[Website and app data records]
....

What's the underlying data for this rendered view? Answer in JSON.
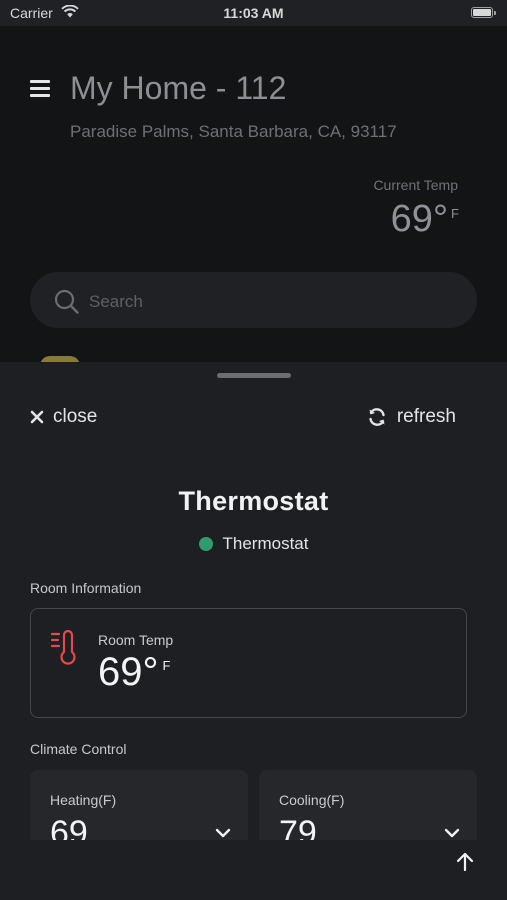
{
  "status_bar": {
    "carrier": "Carrier",
    "time": "11:03 AM"
  },
  "background": {
    "title": "My Home - 112",
    "address": "Paradise Palms, Santa Barbara, CA, 93117",
    "current_temp_label": "Current Temp",
    "current_temp_value": "69°",
    "current_temp_unit": "F",
    "search_placeholder": "Search"
  },
  "sheet": {
    "close_label": "close",
    "refresh_label": "refresh",
    "title": "Thermostat",
    "status_text": "Thermostat",
    "status_color": "#2f9a73",
    "room_section_label": "Room Information",
    "room_temp_label": "Room Temp",
    "room_temp_value": "69°",
    "room_temp_unit": "F",
    "climate_section_label": "Climate Control",
    "heating_label": "Heating(F)",
    "heating_value": "69",
    "cooling_label": "Cooling(F)",
    "cooling_value": "79"
  },
  "icons": [
    "wifi-icon",
    "battery-icon",
    "menu-icon",
    "search-icon",
    "close-icon",
    "refresh-icon",
    "thermometer-icon",
    "chevron-down-icon",
    "arrow-up-icon"
  ],
  "colors": {
    "accent_alert": "#e5484d",
    "status_online": "#2f9a73"
  }
}
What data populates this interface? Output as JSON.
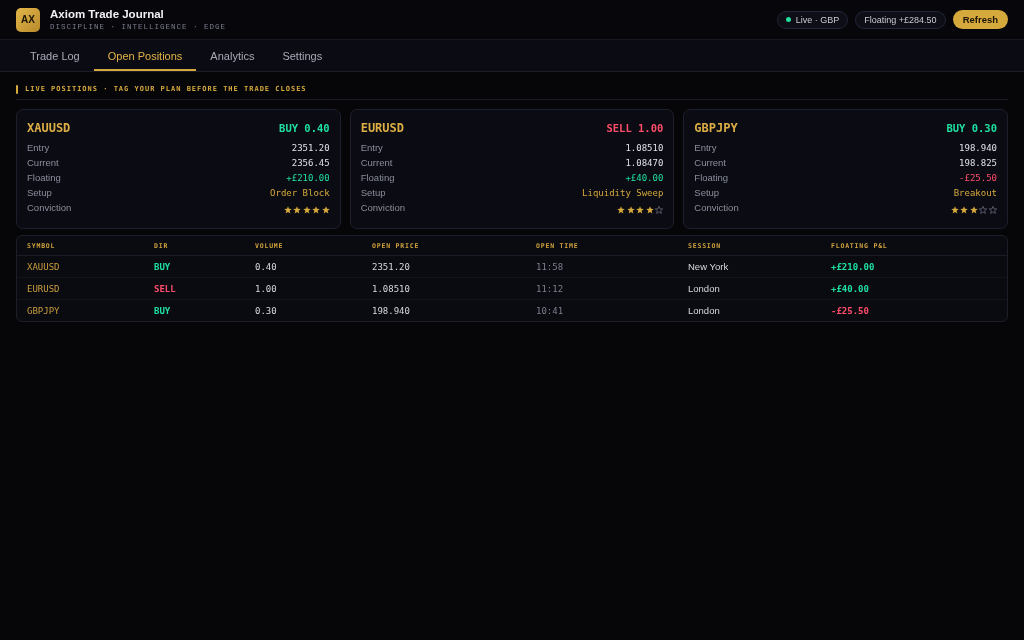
{
  "header": {
    "logo": "AX",
    "title": "Axiom Trade Journal",
    "tagline": "DISCIPLINE · INTELLIGENCE · EDGE",
    "status": {
      "label": "Live · GBP",
      "live": true
    },
    "floating_total": "Floating +£284.50",
    "refresh_button": "Refresh"
  },
  "tabs": [
    {
      "label": "Trade Log",
      "selected": false
    },
    {
      "label": "Open Positions",
      "selected": true
    },
    {
      "label": "Analytics",
      "selected": false
    },
    {
      "label": "Settings",
      "selected": false
    }
  ],
  "section_title": "LIVE POSITIONS · TAG YOUR PLAN BEFORE THE TRADE CLOSES",
  "position_cards": [
    {
      "symbol": "XAUUSD",
      "direction": {
        "text": "BUY 0.40",
        "kind": "buy"
      },
      "fields": [
        {
          "label": "Entry",
          "value": "2351.20",
          "kind": "price"
        },
        {
          "label": "Current",
          "value": "2356.45",
          "kind": "price"
        },
        {
          "label": "Floating",
          "value": "+£210.00",
          "kind": "gain"
        },
        {
          "label": "Setup",
          "value": "Order Block",
          "kind": "setup"
        }
      ],
      "conviction": {
        "label": "Conviction",
        "stars": 5
      }
    },
    {
      "symbol": "EURUSD",
      "direction": {
        "text": "SELL 1.00",
        "kind": "sell"
      },
      "fields": [
        {
          "label": "Entry",
          "value": "1.08510",
          "kind": "price"
        },
        {
          "label": "Current",
          "value": "1.08470",
          "kind": "price"
        },
        {
          "label": "Floating",
          "value": "+£40.00",
          "kind": "gain"
        },
        {
          "label": "Setup",
          "value": "Liquidity Sweep",
          "kind": "setup"
        }
      ],
      "conviction": {
        "label": "Conviction",
        "stars": 4
      }
    },
    {
      "symbol": "GBPJPY",
      "direction": {
        "text": "BUY 0.30",
        "kind": "buy"
      },
      "fields": [
        {
          "label": "Entry",
          "value": "198.940",
          "kind": "price"
        },
        {
          "label": "Current",
          "value": "198.825",
          "kind": "price"
        },
        {
          "label": "Floating",
          "value": "-£25.50",
          "kind": "loss"
        },
        {
          "label": "Setup",
          "value": "Breakout",
          "kind": "setup"
        }
      ],
      "conviction": {
        "label": "Conviction",
        "stars": 3
      }
    }
  ],
  "table": {
    "columns": [
      "SYMBOL",
      "DIR",
      "VOLUME",
      "OPEN PRICE",
      "OPEN TIME",
      "SESSION",
      "FLOATING P&L"
    ],
    "rows": [
      {
        "symbol": "XAUUSD",
        "dir": {
          "text": "BUY",
          "kind": "buy"
        },
        "volume": "0.40",
        "open_price": "2351.20",
        "open_time": "11:58",
        "session": "New York",
        "floating_pnl": {
          "text": "+£210.00",
          "kind": "gain"
        }
      },
      {
        "symbol": "EURUSD",
        "dir": {
          "text": "SELL",
          "kind": "sell"
        },
        "volume": "1.00",
        "open_price": "1.08510",
        "open_time": "11:12",
        "session": "London",
        "floating_pnl": {
          "text": "+£40.00",
          "kind": "gain"
        }
      },
      {
        "symbol": "GBPJPY",
        "dir": {
          "text": "BUY",
          "kind": "buy"
        },
        "volume": "0.30",
        "open_price": "198.940",
        "open_time": "10:41",
        "session": "London",
        "floating_pnl": {
          "text": "-£25.50",
          "kind": "loss"
        }
      }
    ]
  }
}
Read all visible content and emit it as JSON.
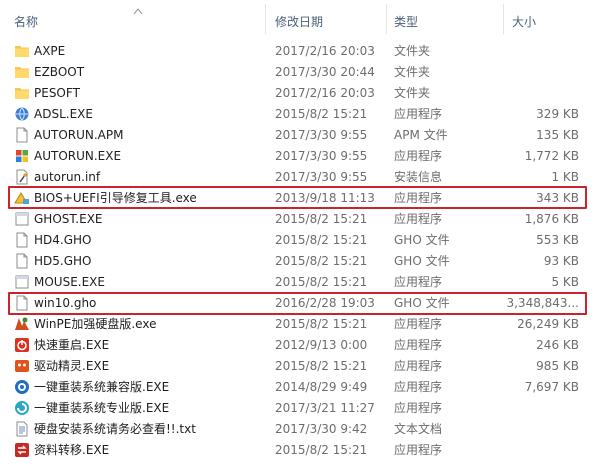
{
  "columns": {
    "name": "名称",
    "date": "修改日期",
    "type": "类型",
    "size": "大小"
  },
  "files": [
    {
      "name": "AXPE",
      "date": "2017/2/16 20:03",
      "type": "文件夹",
      "size": "",
      "icon": "folder-icon"
    },
    {
      "name": "EZBOOT",
      "date": "2017/3/30 20:44",
      "type": "文件夹",
      "size": "",
      "icon": "folder-icon"
    },
    {
      "name": "PESOFT",
      "date": "2017/2/16 20:03",
      "type": "文件夹",
      "size": "",
      "icon": "folder-icon"
    },
    {
      "name": "ADSL.EXE",
      "date": "2015/8/2 15:21",
      "type": "应用程序",
      "size": "329 KB",
      "icon": "network-app-icon"
    },
    {
      "name": "AUTORUN.APM",
      "date": "2017/3/30 9:55",
      "type": "APM 文件",
      "size": "135 KB",
      "icon": "document-icon"
    },
    {
      "name": "AUTORUN.EXE",
      "date": "2017/3/30 9:55",
      "type": "应用程序",
      "size": "1,772 KB",
      "icon": "windows-app-icon"
    },
    {
      "name": "autorun.inf",
      "date": "2017/3/30 9:55",
      "type": "安装信息",
      "size": "1 KB",
      "icon": "setup-info-icon"
    },
    {
      "name": "BIOS+UEFI引导修复工具.exe",
      "date": "2013/9/18 11:13",
      "type": "应用程序",
      "size": "343 KB",
      "icon": "repair-tool-icon"
    },
    {
      "name": "GHOST.EXE",
      "date": "2015/8/2 15:21",
      "type": "应用程序",
      "size": "1,876 KB",
      "icon": "blank-app-icon"
    },
    {
      "name": "HD4.GHO",
      "date": "2015/8/2 15:21",
      "type": "GHO 文件",
      "size": "553 KB",
      "icon": "document-icon"
    },
    {
      "name": "HD5.GHO",
      "date": "2015/8/2 15:21",
      "type": "GHO 文件",
      "size": "93 KB",
      "icon": "document-icon"
    },
    {
      "name": "MOUSE.EXE",
      "date": "2015/8/2 15:21",
      "type": "应用程序",
      "size": "5 KB",
      "icon": "blank-app-icon"
    },
    {
      "name": "win10.gho",
      "date": "2016/2/28 19:03",
      "type": "GHO 文件",
      "size": "3,348,843...",
      "icon": "document-icon"
    },
    {
      "name": "WinPE加强硬盘版.exe",
      "date": "2015/8/2 15:21",
      "type": "应用程序",
      "size": "26,249 KB",
      "icon": "winpe-icon"
    },
    {
      "name": "快速重启.EXE",
      "date": "2012/9/13 0:00",
      "type": "应用程序",
      "size": "246 KB",
      "icon": "restart-icon"
    },
    {
      "name": "驱动精灵.EXE",
      "date": "2015/8/2 15:21",
      "type": "应用程序",
      "size": "985 KB",
      "icon": "driver-icon"
    },
    {
      "name": "一键重装系统兼容版.EXE",
      "date": "2014/8/29 9:49",
      "type": "应用程序",
      "size": "7,697 KB",
      "icon": "reinstall-icon"
    },
    {
      "name": "一键重装系统专业版.EXE",
      "date": "2017/3/21 11:27",
      "type": "应用程序",
      "size": "",
      "icon": "reinstall-pro-icon"
    },
    {
      "name": "硬盘安装系统请务必查看!!.txt",
      "date": "2017/3/30 9:42",
      "type": "文本文档",
      "size": "",
      "icon": "text-file-icon"
    },
    {
      "name": "资料转移.EXE",
      "date": "2015/8/2 15:21",
      "type": "应用程序",
      "size": "",
      "icon": "transfer-icon"
    }
  ],
  "colors": {
    "highlight": "#c8242c",
    "header_text": "#4c607a",
    "folder": "#f4c653"
  }
}
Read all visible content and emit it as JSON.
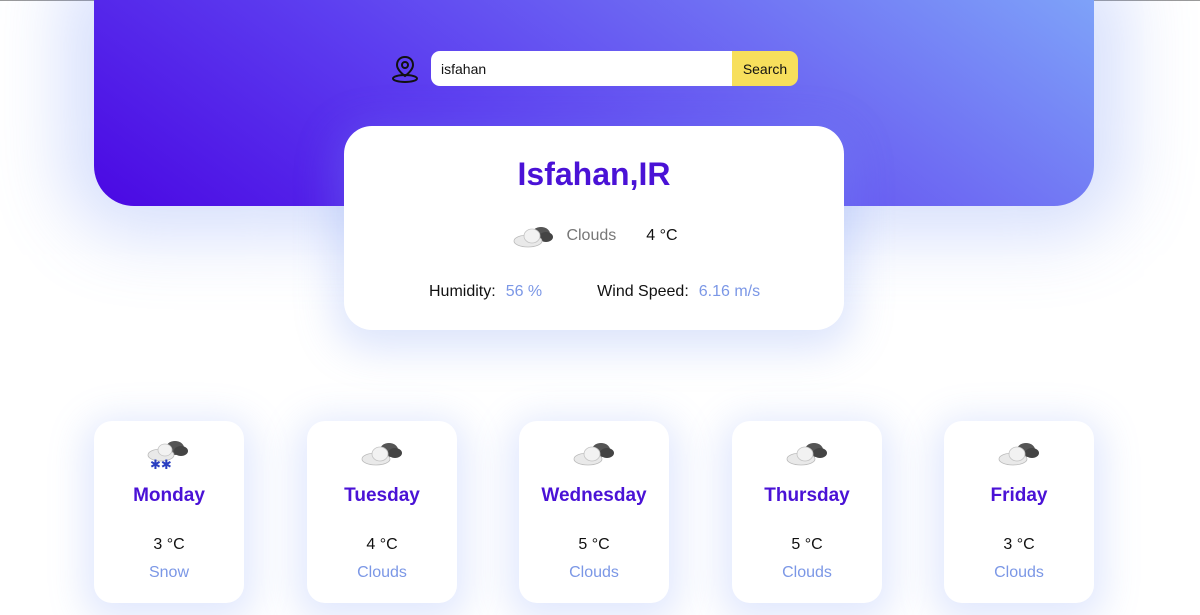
{
  "search": {
    "value": "isfahan",
    "button_label": "Search",
    "icon": "location-pin-icon"
  },
  "current": {
    "city": "Isfahan,IR",
    "condition": "Clouds",
    "condition_icon": "cloud-icon",
    "temp": "4 °C",
    "humidity_label": "Humidity:",
    "humidity_value": "56 %",
    "wind_label": "Wind Speed:",
    "wind_value": "6.16 m/s"
  },
  "forecast": [
    {
      "day": "Monday",
      "temp": "3 °C",
      "condition": "Snow",
      "icon": "snow-cloud-icon"
    },
    {
      "day": "Tuesday",
      "temp": "4 °C",
      "condition": "Clouds",
      "icon": "cloud-icon"
    },
    {
      "day": "Wednesday",
      "temp": "5 °C",
      "condition": "Clouds",
      "icon": "cloud-icon"
    },
    {
      "day": "Thursday",
      "temp": "5 °C",
      "condition": "Clouds",
      "icon": "cloud-icon"
    },
    {
      "day": "Friday",
      "temp": "3 °C",
      "condition": "Clouds",
      "icon": "cloud-icon"
    }
  ],
  "colors": {
    "accent": "#4a12d6",
    "search_button": "#f7df5c",
    "value_blue": "#7b97e6"
  }
}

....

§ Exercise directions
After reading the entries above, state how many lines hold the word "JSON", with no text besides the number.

§ Solution for this exercise
4